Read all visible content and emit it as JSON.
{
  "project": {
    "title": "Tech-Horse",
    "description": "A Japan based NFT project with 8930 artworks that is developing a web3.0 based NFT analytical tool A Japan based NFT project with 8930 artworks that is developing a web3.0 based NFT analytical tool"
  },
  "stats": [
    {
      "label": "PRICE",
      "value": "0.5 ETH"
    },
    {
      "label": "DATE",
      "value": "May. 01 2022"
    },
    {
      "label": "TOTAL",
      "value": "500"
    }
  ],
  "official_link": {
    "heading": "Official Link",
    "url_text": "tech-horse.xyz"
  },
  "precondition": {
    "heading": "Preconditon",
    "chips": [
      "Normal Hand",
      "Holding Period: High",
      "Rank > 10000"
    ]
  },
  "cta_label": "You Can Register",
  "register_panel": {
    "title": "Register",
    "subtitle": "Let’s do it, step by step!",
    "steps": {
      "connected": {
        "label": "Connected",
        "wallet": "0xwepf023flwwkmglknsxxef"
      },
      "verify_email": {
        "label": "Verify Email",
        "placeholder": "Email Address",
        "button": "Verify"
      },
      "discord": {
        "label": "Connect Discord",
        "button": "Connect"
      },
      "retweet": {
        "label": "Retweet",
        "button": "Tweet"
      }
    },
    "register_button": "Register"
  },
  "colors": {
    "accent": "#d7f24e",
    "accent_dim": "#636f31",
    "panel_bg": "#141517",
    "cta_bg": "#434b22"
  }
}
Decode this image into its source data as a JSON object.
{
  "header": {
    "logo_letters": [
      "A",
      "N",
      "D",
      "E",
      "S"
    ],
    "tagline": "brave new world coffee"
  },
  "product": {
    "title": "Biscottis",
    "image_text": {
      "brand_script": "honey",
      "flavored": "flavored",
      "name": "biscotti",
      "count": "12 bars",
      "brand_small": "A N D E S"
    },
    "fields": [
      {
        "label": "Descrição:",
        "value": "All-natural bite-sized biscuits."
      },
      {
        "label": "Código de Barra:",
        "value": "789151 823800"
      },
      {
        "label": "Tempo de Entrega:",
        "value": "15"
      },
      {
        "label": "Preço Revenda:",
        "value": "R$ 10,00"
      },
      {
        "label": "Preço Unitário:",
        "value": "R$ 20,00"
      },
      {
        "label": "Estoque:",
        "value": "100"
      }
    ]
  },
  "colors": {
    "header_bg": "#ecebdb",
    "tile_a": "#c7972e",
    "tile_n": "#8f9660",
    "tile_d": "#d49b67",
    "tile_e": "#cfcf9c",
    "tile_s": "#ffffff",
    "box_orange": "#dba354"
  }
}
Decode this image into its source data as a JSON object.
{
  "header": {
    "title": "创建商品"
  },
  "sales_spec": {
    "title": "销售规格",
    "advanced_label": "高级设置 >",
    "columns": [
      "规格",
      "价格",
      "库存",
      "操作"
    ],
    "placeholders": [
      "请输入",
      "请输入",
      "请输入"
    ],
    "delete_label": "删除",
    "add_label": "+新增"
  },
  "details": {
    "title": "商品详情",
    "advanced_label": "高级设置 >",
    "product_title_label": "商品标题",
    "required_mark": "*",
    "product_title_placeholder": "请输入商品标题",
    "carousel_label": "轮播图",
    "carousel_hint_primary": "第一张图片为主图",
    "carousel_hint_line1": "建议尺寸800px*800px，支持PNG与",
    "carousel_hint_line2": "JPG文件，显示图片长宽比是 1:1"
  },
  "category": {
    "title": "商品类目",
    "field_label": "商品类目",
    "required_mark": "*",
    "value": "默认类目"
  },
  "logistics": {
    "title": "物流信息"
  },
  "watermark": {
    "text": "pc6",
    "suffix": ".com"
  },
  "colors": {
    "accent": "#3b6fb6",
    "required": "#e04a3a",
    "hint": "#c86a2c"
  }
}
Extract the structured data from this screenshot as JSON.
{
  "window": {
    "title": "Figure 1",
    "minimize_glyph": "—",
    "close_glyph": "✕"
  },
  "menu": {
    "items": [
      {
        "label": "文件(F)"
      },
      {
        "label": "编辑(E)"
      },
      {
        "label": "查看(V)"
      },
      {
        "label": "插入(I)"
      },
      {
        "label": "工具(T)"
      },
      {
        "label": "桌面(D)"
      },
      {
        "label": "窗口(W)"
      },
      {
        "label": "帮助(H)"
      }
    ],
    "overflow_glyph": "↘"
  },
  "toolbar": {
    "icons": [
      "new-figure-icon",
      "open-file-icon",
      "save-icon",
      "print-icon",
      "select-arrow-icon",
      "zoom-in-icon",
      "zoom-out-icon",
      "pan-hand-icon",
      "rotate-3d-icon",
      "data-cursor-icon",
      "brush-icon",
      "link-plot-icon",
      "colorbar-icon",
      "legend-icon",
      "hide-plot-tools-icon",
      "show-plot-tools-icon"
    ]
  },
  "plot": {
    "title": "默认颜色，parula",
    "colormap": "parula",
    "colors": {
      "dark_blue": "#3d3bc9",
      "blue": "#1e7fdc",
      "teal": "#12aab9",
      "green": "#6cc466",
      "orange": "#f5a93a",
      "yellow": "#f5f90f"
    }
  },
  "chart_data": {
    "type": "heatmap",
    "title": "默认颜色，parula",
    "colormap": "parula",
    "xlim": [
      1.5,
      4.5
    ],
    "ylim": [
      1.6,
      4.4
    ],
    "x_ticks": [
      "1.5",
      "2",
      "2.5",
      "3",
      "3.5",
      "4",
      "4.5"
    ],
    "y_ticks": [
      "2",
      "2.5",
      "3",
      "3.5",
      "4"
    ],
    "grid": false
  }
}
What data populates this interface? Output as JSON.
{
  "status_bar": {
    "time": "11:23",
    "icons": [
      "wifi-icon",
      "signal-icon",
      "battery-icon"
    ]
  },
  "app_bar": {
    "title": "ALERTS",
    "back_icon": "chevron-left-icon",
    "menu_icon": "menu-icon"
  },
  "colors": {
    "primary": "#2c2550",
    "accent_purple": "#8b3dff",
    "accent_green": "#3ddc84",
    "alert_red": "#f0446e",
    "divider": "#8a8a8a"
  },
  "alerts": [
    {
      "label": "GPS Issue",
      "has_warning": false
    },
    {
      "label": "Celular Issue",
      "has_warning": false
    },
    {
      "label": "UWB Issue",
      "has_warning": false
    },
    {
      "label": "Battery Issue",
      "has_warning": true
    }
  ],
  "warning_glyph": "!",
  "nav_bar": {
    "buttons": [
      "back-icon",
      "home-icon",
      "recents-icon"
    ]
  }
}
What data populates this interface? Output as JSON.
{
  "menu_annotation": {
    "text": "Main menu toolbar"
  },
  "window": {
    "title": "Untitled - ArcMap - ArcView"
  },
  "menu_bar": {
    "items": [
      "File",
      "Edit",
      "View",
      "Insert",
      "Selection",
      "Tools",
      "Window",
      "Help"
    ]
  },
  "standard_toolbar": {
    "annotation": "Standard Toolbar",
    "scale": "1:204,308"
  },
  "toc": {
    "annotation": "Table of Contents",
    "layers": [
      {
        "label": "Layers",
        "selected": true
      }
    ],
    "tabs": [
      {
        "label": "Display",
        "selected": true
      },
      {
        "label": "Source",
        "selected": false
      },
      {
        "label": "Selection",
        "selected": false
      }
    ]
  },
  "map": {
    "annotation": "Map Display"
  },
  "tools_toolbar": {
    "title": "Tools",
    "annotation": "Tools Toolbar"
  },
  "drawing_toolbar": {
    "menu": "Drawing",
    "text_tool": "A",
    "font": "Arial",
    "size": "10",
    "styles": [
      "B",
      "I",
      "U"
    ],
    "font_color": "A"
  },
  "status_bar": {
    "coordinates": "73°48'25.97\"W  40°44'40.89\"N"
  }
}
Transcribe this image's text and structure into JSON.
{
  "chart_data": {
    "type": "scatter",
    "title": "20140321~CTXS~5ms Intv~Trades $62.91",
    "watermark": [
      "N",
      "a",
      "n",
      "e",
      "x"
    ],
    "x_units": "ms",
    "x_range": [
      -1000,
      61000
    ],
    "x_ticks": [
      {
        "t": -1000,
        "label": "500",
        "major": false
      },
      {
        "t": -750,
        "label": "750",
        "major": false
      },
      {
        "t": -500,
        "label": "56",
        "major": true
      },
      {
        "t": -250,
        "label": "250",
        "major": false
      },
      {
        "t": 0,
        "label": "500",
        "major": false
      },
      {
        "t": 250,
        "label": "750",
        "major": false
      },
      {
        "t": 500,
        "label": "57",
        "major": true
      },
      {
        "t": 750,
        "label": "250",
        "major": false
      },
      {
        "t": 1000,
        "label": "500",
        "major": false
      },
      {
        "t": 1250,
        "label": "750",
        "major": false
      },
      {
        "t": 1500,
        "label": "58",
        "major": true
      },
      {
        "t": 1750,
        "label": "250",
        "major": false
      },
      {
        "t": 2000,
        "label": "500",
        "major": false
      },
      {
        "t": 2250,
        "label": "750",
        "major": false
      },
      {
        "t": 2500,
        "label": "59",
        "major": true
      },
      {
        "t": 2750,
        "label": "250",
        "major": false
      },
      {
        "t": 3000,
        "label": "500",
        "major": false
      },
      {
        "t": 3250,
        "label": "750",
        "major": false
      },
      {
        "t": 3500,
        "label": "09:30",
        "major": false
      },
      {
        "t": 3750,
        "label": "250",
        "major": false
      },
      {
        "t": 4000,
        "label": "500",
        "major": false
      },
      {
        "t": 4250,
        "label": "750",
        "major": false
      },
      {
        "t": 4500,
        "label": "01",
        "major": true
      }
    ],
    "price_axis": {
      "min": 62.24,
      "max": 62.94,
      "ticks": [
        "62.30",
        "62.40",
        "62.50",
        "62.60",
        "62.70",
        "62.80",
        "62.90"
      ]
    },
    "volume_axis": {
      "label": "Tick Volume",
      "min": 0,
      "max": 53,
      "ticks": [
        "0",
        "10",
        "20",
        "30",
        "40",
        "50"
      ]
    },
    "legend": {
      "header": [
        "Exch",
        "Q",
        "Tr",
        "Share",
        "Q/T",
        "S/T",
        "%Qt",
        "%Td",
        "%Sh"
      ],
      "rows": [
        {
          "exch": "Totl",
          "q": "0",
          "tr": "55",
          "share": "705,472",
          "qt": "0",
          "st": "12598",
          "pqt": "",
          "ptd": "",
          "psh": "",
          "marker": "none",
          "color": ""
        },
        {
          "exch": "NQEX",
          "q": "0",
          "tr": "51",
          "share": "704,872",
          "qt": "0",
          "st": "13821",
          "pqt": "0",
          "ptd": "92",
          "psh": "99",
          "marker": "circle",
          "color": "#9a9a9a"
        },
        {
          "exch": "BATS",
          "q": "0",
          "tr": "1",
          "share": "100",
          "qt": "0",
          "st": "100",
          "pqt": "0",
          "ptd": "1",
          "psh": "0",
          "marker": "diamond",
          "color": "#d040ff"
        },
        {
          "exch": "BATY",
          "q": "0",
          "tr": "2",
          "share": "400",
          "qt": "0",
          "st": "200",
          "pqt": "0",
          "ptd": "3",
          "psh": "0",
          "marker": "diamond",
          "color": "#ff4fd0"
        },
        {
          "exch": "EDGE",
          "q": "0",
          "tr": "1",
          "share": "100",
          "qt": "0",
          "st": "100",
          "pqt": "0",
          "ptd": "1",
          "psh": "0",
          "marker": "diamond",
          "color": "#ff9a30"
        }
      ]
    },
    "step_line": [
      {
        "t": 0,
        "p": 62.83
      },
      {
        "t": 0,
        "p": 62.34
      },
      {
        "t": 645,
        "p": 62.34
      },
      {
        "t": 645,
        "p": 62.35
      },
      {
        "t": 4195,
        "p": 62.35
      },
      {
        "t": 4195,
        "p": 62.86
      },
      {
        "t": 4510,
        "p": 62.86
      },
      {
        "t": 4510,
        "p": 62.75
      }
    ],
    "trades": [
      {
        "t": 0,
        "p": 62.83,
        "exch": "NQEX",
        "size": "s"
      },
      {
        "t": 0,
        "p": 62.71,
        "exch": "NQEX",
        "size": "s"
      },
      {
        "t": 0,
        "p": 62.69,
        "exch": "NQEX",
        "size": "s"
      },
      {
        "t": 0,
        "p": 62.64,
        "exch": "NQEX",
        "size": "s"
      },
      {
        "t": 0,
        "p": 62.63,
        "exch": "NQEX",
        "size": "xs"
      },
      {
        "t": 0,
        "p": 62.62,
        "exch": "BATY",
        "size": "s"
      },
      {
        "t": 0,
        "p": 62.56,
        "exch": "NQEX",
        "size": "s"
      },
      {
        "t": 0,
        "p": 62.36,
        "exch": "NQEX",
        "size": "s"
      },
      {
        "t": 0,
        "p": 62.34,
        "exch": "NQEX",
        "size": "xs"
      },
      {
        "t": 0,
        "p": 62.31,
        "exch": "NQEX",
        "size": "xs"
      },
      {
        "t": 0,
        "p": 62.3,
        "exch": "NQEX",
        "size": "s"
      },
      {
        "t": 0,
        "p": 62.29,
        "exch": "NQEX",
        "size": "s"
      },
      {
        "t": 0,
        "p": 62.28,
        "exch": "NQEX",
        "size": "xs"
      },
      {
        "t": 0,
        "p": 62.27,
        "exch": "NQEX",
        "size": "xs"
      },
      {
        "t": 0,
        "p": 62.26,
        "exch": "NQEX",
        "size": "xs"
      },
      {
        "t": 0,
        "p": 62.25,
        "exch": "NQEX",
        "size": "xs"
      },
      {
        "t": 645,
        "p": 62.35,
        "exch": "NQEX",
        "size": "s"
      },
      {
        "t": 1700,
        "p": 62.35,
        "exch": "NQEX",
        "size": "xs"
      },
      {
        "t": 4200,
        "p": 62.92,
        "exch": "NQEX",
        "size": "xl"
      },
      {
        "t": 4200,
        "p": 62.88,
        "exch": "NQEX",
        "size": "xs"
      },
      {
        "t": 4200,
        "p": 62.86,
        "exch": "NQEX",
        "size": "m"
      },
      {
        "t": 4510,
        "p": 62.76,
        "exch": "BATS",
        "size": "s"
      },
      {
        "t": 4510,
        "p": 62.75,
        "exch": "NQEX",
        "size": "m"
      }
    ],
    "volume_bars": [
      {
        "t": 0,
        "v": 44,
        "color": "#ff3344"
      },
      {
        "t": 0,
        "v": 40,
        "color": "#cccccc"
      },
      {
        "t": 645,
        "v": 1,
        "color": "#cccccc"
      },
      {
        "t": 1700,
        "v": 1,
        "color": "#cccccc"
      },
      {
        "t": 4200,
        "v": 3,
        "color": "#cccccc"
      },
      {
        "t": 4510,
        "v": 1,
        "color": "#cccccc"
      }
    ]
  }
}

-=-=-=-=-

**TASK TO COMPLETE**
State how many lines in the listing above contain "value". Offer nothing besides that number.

**EXERCISE ANSWER**
10